◆ **Provided material**

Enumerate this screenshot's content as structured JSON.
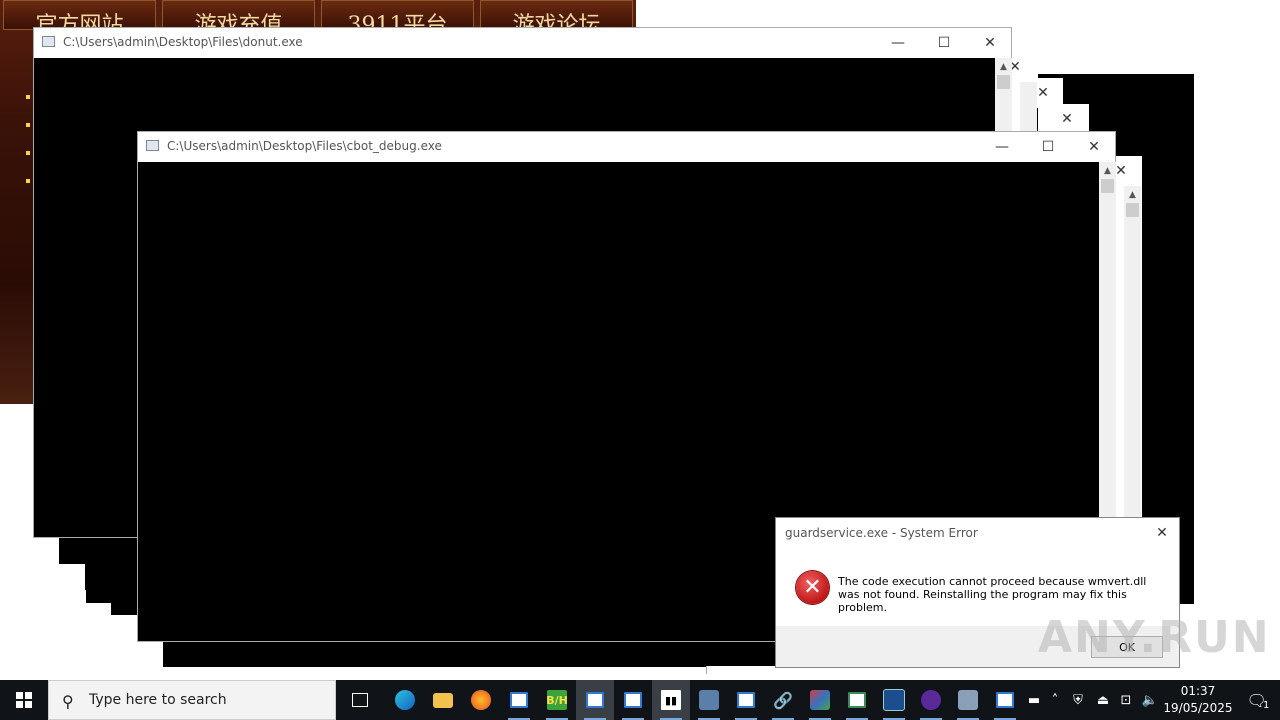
{
  "banner": {
    "tabs": [
      "官方网站",
      "游戏充值",
      "3911平台",
      "游戏论坛"
    ]
  },
  "windows": {
    "donut": {
      "title": "C:\\Users\\admin\\Desktop\\Files\\donut.exe"
    },
    "cbot": {
      "title": "C:\\Users\\admin\\Desktop\\Files\\cbot_debug.exe"
    },
    "controls": {
      "minimize": "—",
      "maximize": "☐",
      "close": "✕"
    }
  },
  "dialog": {
    "title": "guardservice.exe - System Error",
    "message": "The code execution cannot proceed because wmvert.dll was not found. Reinstalling the program may fix this problem.",
    "ok_label": "OK",
    "close": "✕"
  },
  "watermark": "ANY.RUN",
  "taskbar": {
    "search_placeholder": "Type here to search",
    "time": "01:37",
    "date": "19/05/2025",
    "notification_count": "1",
    "icons": [
      "task-view-icon",
      "edge-icon",
      "file-explorer-icon",
      "firefox-icon",
      "app-window-icon",
      "bh-app-icon",
      "app-window-icon",
      "app-window-icon",
      "binary-app-icon",
      "network-tool-icon",
      "app-window-icon",
      "link-icon",
      "installer-icon",
      "app-window-icon",
      "monitor-icon",
      "purple-app-icon",
      "package-icon",
      "app-window-icon"
    ],
    "tray_icons": [
      "tray-app-icon",
      "chevron-up-icon",
      "shield-icon",
      "usb-icon",
      "network-icon",
      "volume-icon"
    ]
  },
  "colors": {
    "taskbar_bg": "#101418",
    "error_red": "#c01818",
    "console_bg": "#000000"
  }
}
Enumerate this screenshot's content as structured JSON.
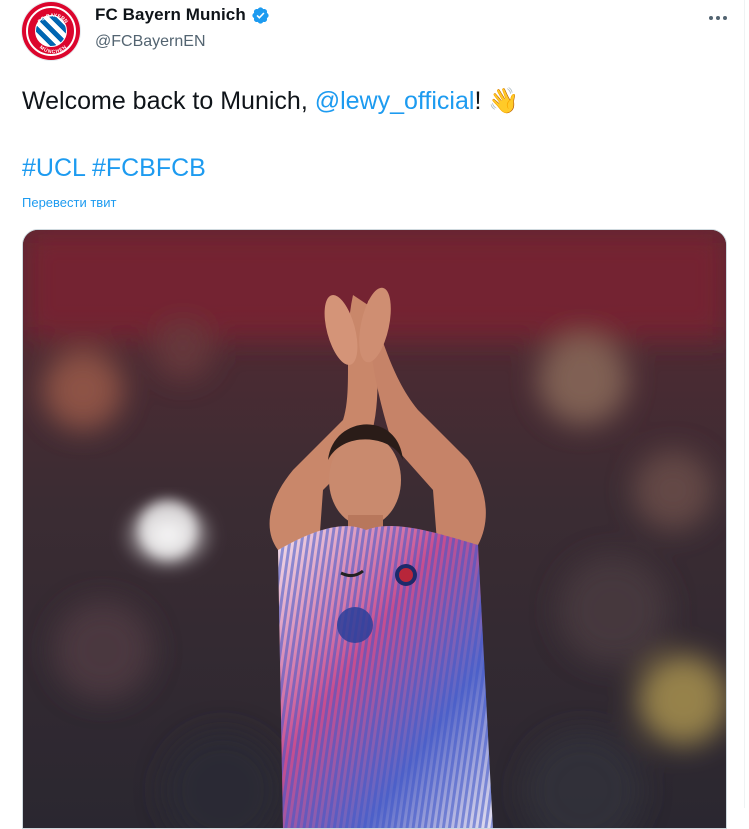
{
  "account": {
    "name": "FC Bayern Munich",
    "handle": "@FCBayernEN",
    "verified": true,
    "avatar_text": "FC BAYERN MÜNCHEN",
    "avatar_colors": {
      "red": "#dc052d",
      "blue": "#0066b2"
    }
  },
  "tweet": {
    "text_before": "Welcome back to Munich, ",
    "mention": "@lewy_official",
    "text_after": "! ",
    "emoji": "👋",
    "hashtag_1": "#UCL",
    "hashtag_2": "#FCBFCB",
    "translate_label": "Перевести твит"
  },
  "media": {
    "icon": "photo",
    "description_kind": "image"
  },
  "colors": {
    "link": "#1d9bf0",
    "secondary_text": "#536471",
    "primary_text": "#0f1419"
  },
  "icons": {
    "verified": "verified-badge-icon",
    "more": "more-options-icon"
  }
}
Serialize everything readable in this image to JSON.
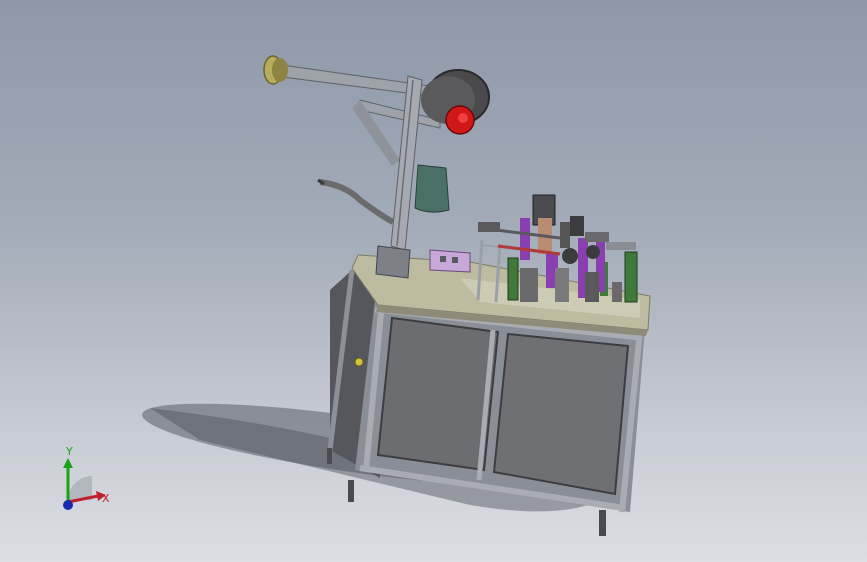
{
  "viewport": {
    "background_top": "#8e98a8",
    "background_bottom": "#dcdee3"
  },
  "axis_triad": {
    "x_label": "X",
    "y_label": "Y",
    "x_color": "#c0202a",
    "y_color": "#1aa31a",
    "z_color": "#1a2ab0"
  },
  "model": {
    "frame_color": "#7c8088",
    "panel_color": "#6e6f73",
    "top_plate_color": "#bdbba0",
    "reel_color": "#4a4a4c",
    "motor_color": "#d01818",
    "tank_color": "#4a6f66",
    "accent_purple": "#8a3fb0",
    "accent_green": "#3f7a3a",
    "handle_color": "#d4c43a"
  }
}
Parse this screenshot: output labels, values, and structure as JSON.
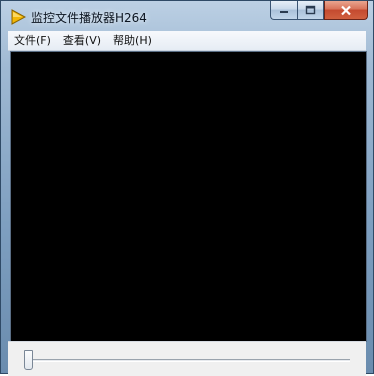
{
  "window": {
    "title": "监控文件播放器H264",
    "icon": "play-triangle-icon"
  },
  "menu": {
    "items": [
      {
        "label": "文件(F)"
      },
      {
        "label": "查看(V)"
      },
      {
        "label": "帮助(H)"
      }
    ]
  },
  "playback": {
    "position": 0
  },
  "colors": {
    "video_background": "#000000",
    "close_button": "#c44a2f"
  }
}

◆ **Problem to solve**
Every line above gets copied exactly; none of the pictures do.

◆ **Reply**
Enumerate this screenshot's content as structured JSON.
{
  "banner": {
    "tabs": [
      "官方网站",
      "游戏充值",
      "3911平台",
      "游戏论坛"
    ]
  },
  "windows": {
    "donut": {
      "title": "C:\\Users\\admin\\Desktop\\Files\\donut.exe"
    },
    "cbot": {
      "title": "C:\\Users\\admin\\Desktop\\Files\\cbot_debug.exe"
    },
    "controls": {
      "minimize": "—",
      "maximize": "☐",
      "close": "✕"
    }
  },
  "dialog": {
    "title": "guardservice.exe - System Error",
    "message": "The code execution cannot proceed because wmvert.dll was not found. Reinstalling the program may fix this problem.",
    "ok_label": "OK",
    "close": "✕"
  },
  "watermark": "ANY.RUN",
  "taskbar": {
    "search_placeholder": "Type here to search",
    "time": "01:37",
    "date": "19/05/2025",
    "notification_count": "1",
    "icons": [
      "task-view-icon",
      "edge-icon",
      "file-explorer-icon",
      "firefox-icon",
      "app-window-icon",
      "bh-app-icon",
      "app-window-icon",
      "app-window-icon",
      "binary-app-icon",
      "network-tool-icon",
      "app-window-icon",
      "link-icon",
      "installer-icon",
      "app-window-icon",
      "monitor-icon",
      "purple-app-icon",
      "package-icon",
      "app-window-icon"
    ],
    "tray_icons": [
      "tray-app-icon",
      "chevron-up-icon",
      "shield-icon",
      "usb-icon",
      "network-icon",
      "volume-icon"
    ]
  },
  "colors": {
    "taskbar_bg": "#101418",
    "error_red": "#c01818",
    "console_bg": "#000000"
  }
}
Enumerate this screenshot's content as structured JSON.
{
  "account": {
    "name": "FC Bayern Munich",
    "handle": "@FCBayernEN",
    "verified": true,
    "avatar_text": "FC BAYERN MÜNCHEN",
    "avatar_colors": {
      "red": "#dc052d",
      "blue": "#0066b2"
    }
  },
  "tweet": {
    "text_before": "Welcome back to Munich, ",
    "mention": "@lewy_official",
    "text_after": "! ",
    "emoji": "👋",
    "hashtag_1": "#UCL",
    "hashtag_2": "#FCBFCB",
    "translate_label": "Перевести твит"
  },
  "media": {
    "icon": "photo",
    "description_kind": "image"
  },
  "colors": {
    "link": "#1d9bf0",
    "secondary_text": "#536471",
    "primary_text": "#0f1419"
  },
  "icons": {
    "verified": "verified-badge-icon",
    "more": "more-options-icon"
  }
}
Serialize everything readable in this image to JSON.
{
  "viewport": {
    "background_top": "#8e98a8",
    "background_bottom": "#dcdee3"
  },
  "axis_triad": {
    "x_label": "X",
    "y_label": "Y",
    "x_color": "#c0202a",
    "y_color": "#1aa31a",
    "z_color": "#1a2ab0"
  },
  "model": {
    "frame_color": "#7c8088",
    "panel_color": "#6e6f73",
    "top_plate_color": "#bdbba0",
    "reel_color": "#4a4a4c",
    "motor_color": "#d01818",
    "tank_color": "#4a6f66",
    "accent_purple": "#8a3fb0",
    "accent_green": "#3f7a3a",
    "handle_color": "#d4c43a"
  }
}
Parse this screenshot: output labels, values, and structure as JSON.
{
  "window": {
    "title": "监控文件播放器H264",
    "icon": "play-triangle-icon"
  },
  "menu": {
    "items": [
      {
        "label": "文件(F)"
      },
      {
        "label": "查看(V)"
      },
      {
        "label": "帮助(H)"
      }
    ]
  },
  "playback": {
    "position": 0
  },
  "colors": {
    "video_background": "#000000",
    "close_button": "#c44a2f"
  }
}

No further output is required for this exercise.